Friday, September 2, 2011

Things Said, and Unsaid

The Grace of Silence
Michele Norris

According to the introduction, Michele Norris (of NPR’s All Things Considered) began the book in 2009 after becoming convinced that a conversation about race was happening, but that things were being unsaid. She wanted to get at the real issues, not just dance around them. What did people really think about race in America when we were about to inaugurate our first black President?
The cover has a quote from Toni Morrison. She says “An insightful, elegant rendering of how the history of an American family illuminates the history of our country.” That strikes me as inconvertibly true. Norris does a wonderful job intertwining her family’s history with the brutal events in America during the twentieth century.

This is a personal story. You can see Norris struggling with learning her own family history, and trying to reconcile it with the parents and family members she grew up with. Her family, especially her father, did not talk about certain things. In fact, she never knew that her father had once been shot by a policeman in Alabama shortly after he was discharged from the Navy. When she finds this out she is flabbergasted.  Her mother, who had divorced her father many years before the revelation, said that had she known, it would have explained a lot.

Her quest to find out what happened during this shooting forms a good portion of the book. Norris is desperate for details, but they are hard to come by. Court and police records have not been retained. Some have been deliberately lost. The major (white) newspapers did not report when a white police officer shot a young black man.

Norris finally interviews a family neighbor who was around during the time of the shooting. He tells her what he remembers. As he talks to her, he “wonders whether my father might have been killed” had things gone slightly differently. Norris immediately states
“This seem far-fetched to me. More likely than not, the police intended only to put some black men in their place, not six feet under.”
However, only fifteen pages later, Norris talks about how the six week period around her father’s shooting, six young black veterans were shot and killed by the police. One of those men, Timothy Hood, was sitting in the back of a police car when he was shot in the head by the chief of police. The shooting was almost instantaneously ruled a justifiable killing. Somehow, it doesn’t seem as farfetched as one might like to think that Norris’s father could have been killed, rather than wounded, in his shooting.
Norris may have intended to get at the unsaid, and she certainly revealed some of it. But what this book shows most of all is how much is still left unspoken.  I do not fault her for this. I do not fault her family for choosing silence as a coping mechanism. I do not want to diminish their struggle, or imply that they should have done it differently. Absolutely not. What this revealed to me was the tremendous, crushing burden borne by people of color in this country.
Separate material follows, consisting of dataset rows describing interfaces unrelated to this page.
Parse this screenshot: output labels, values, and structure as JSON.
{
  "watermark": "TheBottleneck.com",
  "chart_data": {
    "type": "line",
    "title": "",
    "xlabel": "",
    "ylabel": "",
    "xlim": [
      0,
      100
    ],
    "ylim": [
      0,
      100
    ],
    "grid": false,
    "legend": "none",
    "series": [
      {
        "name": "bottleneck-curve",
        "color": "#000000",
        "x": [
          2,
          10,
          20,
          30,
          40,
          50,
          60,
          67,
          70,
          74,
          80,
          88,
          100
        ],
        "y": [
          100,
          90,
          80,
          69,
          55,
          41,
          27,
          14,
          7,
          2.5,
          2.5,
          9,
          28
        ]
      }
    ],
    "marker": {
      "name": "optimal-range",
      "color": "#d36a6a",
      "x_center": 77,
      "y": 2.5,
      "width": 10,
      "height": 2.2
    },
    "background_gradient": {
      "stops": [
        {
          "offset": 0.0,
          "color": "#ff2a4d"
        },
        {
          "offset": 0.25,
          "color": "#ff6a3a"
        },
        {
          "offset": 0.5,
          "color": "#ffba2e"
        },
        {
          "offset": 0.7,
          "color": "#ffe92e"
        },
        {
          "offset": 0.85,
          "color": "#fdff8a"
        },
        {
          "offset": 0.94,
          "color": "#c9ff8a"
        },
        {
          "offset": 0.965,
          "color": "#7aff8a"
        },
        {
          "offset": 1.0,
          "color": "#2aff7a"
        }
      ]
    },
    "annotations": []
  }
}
As for me, I expect more from those who walk around wearing their white privilege completely unaware. It is not the same when a black mother tells her son to be wary of white police officers and when a white mother tells her daughter to lock her doors when driving through a black neighborhood. It’s just not. The white mother has a whole institutionalized power structure that backs up her implication that black people are poor, that they are thieves, that they are a danger to white women. The black mother? Not so much.  To imply that it is the same is to let the white power structure off the hook much too easily.
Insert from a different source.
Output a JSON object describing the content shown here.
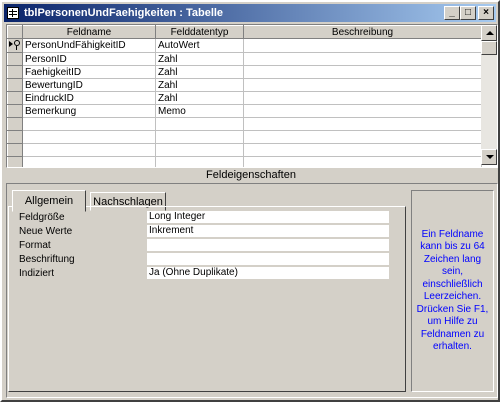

We must do better. We have so much farther to go before we even come close to living in Dr. King’s society where we truly value people not for the color of their skin, but the content of their character.

I encourage everyone to read this book, and to expect more.

FYI: "The Grace of Silence" is being released in paperback September 6th.

4 comments:

Ali Watts said...

Great review-- it reminds me of an incredible teaching moment I had last spring in an Introduction to Multicultural Lit course. We were getting ready to read Mat Johnson's Incognegro (a graphic novel about light skinned black men investigating lynchings in the 1950s) so I showed my students a series of photographs taken immediately after lynchings in the South. The photographs featured crowds of white men, women and children often smiling and waving at the cameras. Most of the cards had dates, locations and brief messages handwritten on the back as well. After I showed a couple of slides one of my students put her hand up and said 'I recognize where that last one was taken, it's around the corner from my church back in Georgia. I want to know why I had to come all the way to college to find out what happened in my backyard.' We stopped class right then to have a discussion about the power of silence to repress and alter understandings of history. It was a really incredible moment.
I'll have to check out Norris's book (and maybe recommend it to some of my students who still struggle with the idea of silences in conversations...). Thanks so much for bringing it up!

confessionsofacommonreader said...

This sounds great! I didn't know about this book and I will def look it up now. THanks!

MJ said...

@Ali Watts Wow, thanks for sharing. What a powerful teaching moment.

And now of course, I'm adding that graphic novel to my tbr list.

MJ said...

@confessionsofacommonreader You're welcome! I definitely recommend it.